Copy out the lines below that hold the word "Psychiatry".

[Items from a dataset]
Segment Open

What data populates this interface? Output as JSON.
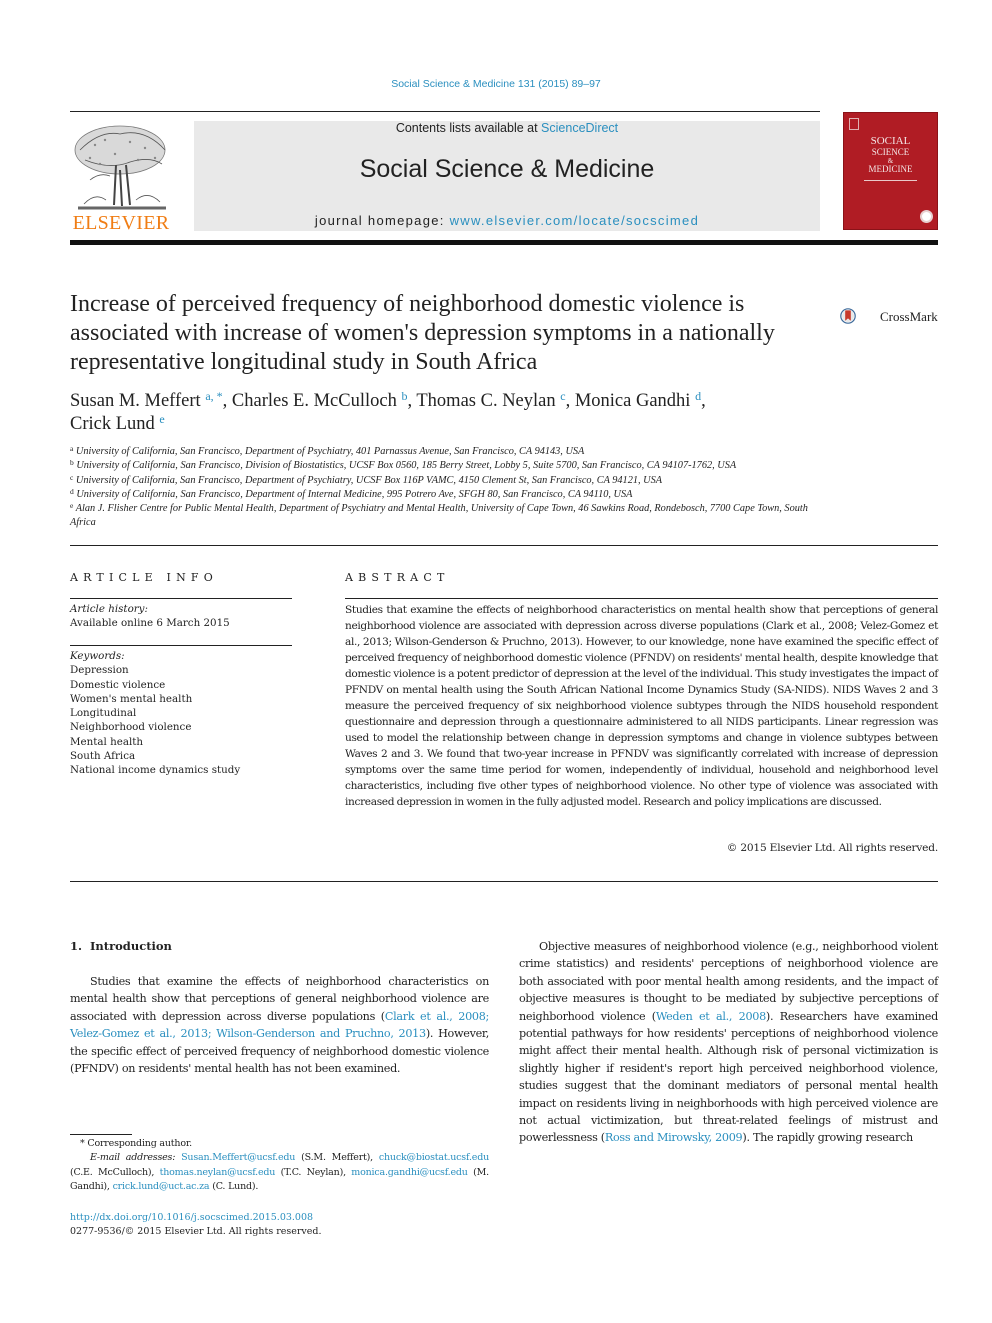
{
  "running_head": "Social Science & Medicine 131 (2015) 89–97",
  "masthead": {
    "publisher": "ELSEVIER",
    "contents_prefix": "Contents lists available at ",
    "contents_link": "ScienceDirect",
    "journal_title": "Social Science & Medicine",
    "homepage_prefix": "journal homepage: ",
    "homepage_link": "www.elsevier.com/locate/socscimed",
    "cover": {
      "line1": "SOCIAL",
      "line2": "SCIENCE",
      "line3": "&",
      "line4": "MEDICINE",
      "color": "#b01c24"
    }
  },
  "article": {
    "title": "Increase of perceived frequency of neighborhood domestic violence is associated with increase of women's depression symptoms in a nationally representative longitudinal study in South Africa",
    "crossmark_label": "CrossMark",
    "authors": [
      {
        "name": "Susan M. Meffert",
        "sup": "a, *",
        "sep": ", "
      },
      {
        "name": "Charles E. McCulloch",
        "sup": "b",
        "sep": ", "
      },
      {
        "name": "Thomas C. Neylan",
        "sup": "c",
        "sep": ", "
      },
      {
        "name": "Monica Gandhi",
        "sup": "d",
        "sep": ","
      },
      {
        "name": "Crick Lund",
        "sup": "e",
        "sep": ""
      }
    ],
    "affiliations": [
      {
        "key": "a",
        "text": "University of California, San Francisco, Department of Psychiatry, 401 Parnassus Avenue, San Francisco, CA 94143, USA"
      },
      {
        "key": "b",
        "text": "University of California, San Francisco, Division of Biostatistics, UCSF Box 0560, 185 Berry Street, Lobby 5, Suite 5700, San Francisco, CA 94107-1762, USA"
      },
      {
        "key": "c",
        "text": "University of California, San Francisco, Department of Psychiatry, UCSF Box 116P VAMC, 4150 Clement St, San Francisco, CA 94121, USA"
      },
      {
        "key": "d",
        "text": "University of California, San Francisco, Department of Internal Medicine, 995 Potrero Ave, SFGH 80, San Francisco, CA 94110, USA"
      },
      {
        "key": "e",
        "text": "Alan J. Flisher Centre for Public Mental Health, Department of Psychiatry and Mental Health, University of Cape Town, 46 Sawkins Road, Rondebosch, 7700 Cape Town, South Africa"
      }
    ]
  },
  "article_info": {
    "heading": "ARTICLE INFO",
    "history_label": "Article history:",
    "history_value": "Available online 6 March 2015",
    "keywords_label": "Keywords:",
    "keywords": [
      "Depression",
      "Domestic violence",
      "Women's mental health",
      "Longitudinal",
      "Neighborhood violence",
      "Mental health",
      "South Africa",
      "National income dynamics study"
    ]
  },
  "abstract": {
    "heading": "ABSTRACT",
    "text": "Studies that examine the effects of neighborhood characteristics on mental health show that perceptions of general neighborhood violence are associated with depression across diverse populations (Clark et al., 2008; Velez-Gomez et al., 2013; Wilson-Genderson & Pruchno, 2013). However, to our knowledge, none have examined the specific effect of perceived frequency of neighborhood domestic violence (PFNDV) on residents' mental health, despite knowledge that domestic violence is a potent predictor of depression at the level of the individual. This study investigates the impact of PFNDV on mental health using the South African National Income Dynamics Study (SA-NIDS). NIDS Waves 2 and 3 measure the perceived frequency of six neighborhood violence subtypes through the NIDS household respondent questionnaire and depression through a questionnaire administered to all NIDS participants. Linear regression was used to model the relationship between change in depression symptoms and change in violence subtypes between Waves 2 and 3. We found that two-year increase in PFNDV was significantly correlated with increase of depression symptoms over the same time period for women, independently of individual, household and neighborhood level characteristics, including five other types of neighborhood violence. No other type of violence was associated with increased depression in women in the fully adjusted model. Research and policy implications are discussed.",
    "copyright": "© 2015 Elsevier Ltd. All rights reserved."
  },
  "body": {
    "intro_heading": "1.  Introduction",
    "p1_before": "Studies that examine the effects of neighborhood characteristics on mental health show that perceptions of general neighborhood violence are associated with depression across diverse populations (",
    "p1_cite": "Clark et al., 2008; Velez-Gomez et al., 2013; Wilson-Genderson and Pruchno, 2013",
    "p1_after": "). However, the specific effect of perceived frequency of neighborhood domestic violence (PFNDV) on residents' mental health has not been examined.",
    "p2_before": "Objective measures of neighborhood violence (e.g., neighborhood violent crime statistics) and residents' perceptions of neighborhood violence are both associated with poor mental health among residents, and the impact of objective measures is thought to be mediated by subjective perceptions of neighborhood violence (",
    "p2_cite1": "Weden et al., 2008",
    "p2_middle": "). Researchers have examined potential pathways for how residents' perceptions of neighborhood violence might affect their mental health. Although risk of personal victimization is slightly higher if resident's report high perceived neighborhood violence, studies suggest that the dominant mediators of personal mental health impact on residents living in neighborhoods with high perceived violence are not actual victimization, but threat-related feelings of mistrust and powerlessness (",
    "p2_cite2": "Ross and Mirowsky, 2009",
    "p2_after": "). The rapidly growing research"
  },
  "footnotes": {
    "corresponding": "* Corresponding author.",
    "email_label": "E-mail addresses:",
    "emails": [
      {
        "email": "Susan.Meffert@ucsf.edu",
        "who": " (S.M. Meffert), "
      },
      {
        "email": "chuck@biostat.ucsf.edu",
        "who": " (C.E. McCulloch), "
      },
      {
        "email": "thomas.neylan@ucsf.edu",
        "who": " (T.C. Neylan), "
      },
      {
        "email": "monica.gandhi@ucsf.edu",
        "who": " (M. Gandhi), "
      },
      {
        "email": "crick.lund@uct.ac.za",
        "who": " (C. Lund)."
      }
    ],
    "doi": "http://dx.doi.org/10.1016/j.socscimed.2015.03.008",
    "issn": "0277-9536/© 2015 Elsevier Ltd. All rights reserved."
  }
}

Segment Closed
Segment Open

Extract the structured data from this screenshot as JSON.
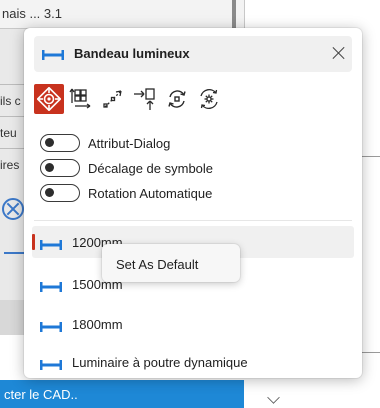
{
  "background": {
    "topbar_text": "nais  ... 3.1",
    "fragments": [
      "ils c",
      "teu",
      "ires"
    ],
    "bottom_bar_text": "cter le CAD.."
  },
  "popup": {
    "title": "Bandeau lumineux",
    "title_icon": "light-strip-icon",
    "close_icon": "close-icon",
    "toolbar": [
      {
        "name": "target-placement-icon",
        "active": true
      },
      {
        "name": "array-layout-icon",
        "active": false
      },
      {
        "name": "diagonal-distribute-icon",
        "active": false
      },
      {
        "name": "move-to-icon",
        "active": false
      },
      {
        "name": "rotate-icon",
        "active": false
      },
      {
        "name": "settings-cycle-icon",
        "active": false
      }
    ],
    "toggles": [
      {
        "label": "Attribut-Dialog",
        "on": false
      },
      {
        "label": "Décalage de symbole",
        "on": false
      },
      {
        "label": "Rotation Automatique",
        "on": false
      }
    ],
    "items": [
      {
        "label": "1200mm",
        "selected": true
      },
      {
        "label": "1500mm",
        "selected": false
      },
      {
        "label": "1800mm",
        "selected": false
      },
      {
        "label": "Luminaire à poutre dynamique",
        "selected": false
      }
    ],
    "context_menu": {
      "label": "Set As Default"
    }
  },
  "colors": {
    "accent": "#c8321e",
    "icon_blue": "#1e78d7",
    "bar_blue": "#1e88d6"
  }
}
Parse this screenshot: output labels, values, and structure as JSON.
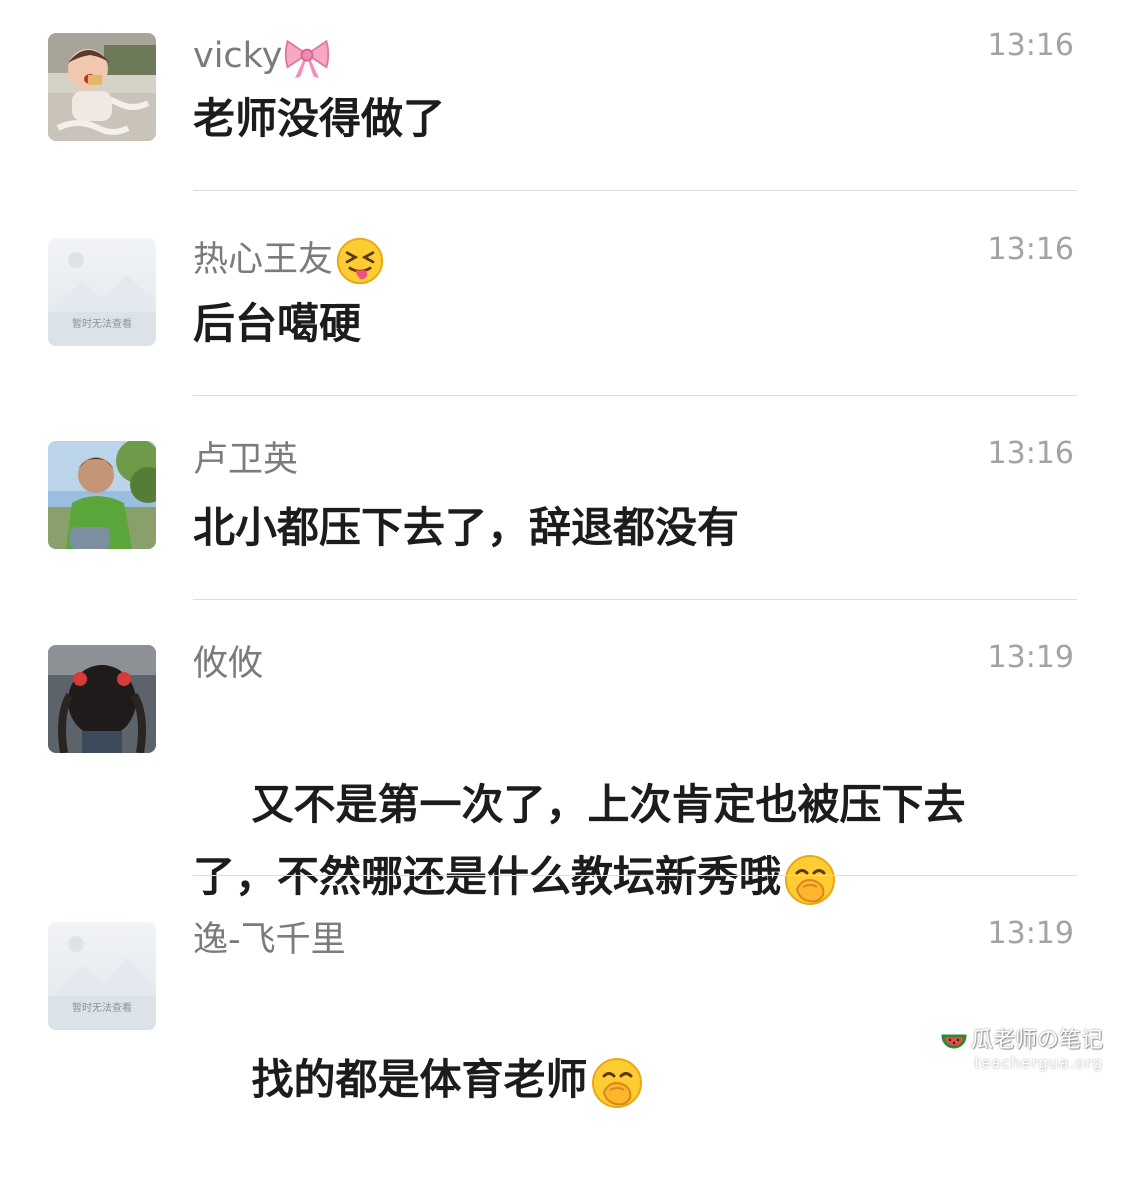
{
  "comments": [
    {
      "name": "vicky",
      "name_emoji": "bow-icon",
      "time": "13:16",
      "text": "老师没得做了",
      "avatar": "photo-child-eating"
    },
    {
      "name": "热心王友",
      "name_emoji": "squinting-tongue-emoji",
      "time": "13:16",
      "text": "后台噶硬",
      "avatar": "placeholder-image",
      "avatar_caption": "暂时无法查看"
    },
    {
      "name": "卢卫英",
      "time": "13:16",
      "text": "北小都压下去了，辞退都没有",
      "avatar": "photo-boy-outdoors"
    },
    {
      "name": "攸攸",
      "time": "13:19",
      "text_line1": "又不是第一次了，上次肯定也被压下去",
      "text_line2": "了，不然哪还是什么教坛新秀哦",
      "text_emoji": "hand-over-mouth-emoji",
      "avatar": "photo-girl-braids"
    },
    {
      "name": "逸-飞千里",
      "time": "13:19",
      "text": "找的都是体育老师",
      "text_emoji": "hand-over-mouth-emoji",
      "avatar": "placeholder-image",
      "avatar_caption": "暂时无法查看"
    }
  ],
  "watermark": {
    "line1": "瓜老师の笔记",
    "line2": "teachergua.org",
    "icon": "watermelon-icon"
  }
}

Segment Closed
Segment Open

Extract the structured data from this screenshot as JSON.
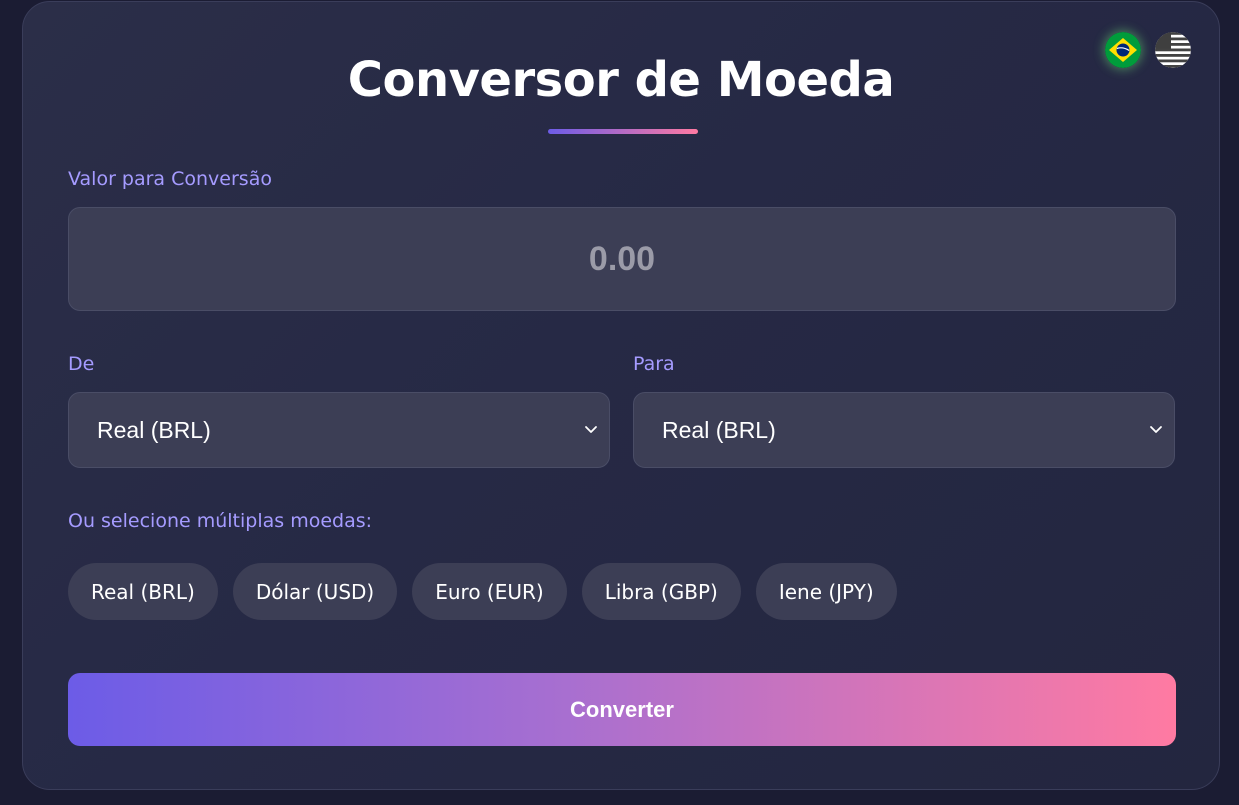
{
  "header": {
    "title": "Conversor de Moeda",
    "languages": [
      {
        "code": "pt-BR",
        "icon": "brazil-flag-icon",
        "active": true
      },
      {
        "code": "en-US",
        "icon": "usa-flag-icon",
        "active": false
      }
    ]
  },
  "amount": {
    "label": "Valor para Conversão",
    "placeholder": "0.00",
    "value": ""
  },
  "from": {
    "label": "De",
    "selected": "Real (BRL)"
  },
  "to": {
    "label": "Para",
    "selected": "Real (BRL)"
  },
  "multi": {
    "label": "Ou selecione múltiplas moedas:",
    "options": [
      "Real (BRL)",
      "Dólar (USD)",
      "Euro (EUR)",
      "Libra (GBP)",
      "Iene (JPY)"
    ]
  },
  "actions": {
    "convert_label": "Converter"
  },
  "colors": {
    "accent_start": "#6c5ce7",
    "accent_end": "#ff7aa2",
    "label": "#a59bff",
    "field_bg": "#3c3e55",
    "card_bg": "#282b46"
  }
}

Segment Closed

- [ANSWER SECTION]
        "text": "University of California, San Francisco, Department of Psychiatry, 401 Parnassus Avenue, San Francisco, CA 94143, USA"
        "text": "University of California, San Francisco, Department of Psychiatry, UCSF Box 116P VAMC, 4150 Clement St, San Francisco, CA 94121, USA"
        "text": "Alan J. Flisher Centre for Public Mental Health, Department of Psychiatry and Mental Health, University of Cape Town, 46 Sawkins Road, Rondebosch, 7700 Cape Town, South Africa"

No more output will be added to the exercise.